Alternative pathways and credentials have proliferated over the past 15 years, however, new research shows that evidence of their actual efficacy and return on investment (ROI) to students is “weak”. 

The new study developed by Ithaka S+R for the Commission on the Future of Undergraduate Education at the American Academy of Arts and Sciences, examines the growing field of alternative pathways and credentials, like MOOCs, online micro-credentials, and other training and certificate programs that don’t lead to an associate’s or bachelor’s degree.

The study “The Complex Universe of Alternative Postsecondary Credentials and Pathways” identifies five primary categories of alternative forms of postsecondary education: 

1. Certificate programs
2. Work-based training
3. Skills-based short courses
4. Massive open online courses (MOOCs)
5. Competency-based education programs

Authors Jessie Brown and Martin Kurzweil found that while alternative credentials and pathways typically take less time, are more flexible and more aligned with the demands of the labor market than traditional degree programs, the earnings of certificate holders vary widely by field. 

In a time when universities are already incorporating features of these alternative pathways to their curriculum, the report urges higher education stakeholders to review the return on investment of existing programs. 

The report concludes with some recommendations for policy-makers, funders, and the higher education community:

  • Invest in a more comprehensive data system that captures student-record data on students’ experiences across the full array of postsecondary pathways, as well as information about providers and their programs and credentials. 
  • Adjust quality assurance processes to allow for accurate and comparable evaluation of alternative programs.
  • Support rigorous research on the efficacy and return on investment of existing and emerging alternative pathways and the value of alternative credentials.

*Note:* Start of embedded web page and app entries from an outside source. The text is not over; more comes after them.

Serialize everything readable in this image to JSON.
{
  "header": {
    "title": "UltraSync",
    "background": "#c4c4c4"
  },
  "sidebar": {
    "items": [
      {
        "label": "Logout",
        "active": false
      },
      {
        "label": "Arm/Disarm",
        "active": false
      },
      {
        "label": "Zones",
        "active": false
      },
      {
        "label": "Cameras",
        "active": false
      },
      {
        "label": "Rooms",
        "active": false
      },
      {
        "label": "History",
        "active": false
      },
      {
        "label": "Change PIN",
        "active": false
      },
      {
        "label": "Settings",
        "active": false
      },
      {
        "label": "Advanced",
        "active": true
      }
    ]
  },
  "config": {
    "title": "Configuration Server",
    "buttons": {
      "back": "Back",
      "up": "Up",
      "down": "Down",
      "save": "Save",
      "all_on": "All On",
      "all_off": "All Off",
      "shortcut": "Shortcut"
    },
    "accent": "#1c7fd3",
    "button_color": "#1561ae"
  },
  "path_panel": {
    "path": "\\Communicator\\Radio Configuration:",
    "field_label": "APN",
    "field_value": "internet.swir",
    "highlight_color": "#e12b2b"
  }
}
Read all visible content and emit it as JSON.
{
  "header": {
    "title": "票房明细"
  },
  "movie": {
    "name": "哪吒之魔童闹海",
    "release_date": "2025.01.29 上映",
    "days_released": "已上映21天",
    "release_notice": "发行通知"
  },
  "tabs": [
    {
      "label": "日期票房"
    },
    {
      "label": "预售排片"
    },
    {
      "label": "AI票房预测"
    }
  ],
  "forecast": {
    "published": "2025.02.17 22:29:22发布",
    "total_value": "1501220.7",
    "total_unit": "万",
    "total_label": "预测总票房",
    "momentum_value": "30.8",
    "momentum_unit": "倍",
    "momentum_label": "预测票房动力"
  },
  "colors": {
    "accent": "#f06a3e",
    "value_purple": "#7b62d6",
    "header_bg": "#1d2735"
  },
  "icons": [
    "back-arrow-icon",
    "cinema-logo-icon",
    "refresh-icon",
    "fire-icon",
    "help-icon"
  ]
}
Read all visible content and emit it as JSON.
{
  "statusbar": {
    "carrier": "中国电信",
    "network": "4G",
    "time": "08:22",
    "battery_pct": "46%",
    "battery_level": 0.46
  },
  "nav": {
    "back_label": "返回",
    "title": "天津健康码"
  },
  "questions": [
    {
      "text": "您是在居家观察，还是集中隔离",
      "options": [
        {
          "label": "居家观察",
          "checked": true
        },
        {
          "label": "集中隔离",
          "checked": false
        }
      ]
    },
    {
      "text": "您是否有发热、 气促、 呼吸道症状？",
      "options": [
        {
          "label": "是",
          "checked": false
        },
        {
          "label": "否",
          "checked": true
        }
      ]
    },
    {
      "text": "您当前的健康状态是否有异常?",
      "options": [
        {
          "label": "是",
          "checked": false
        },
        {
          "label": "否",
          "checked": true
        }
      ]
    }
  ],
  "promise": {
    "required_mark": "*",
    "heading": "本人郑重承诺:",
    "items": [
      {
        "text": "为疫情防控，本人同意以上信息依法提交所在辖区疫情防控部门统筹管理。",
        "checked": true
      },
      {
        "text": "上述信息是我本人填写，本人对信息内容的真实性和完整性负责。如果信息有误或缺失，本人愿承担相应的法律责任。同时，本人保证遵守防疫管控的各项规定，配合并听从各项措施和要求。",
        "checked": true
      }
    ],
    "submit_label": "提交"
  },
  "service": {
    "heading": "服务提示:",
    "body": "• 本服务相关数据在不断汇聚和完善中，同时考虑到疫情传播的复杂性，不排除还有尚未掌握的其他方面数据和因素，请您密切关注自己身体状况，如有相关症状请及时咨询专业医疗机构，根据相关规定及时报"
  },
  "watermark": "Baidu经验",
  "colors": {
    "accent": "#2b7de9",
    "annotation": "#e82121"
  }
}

The report "The Complex Universe of Alternative Postsecondary Credentials and Pathways" is available on the American Academy of Arts and Sciences website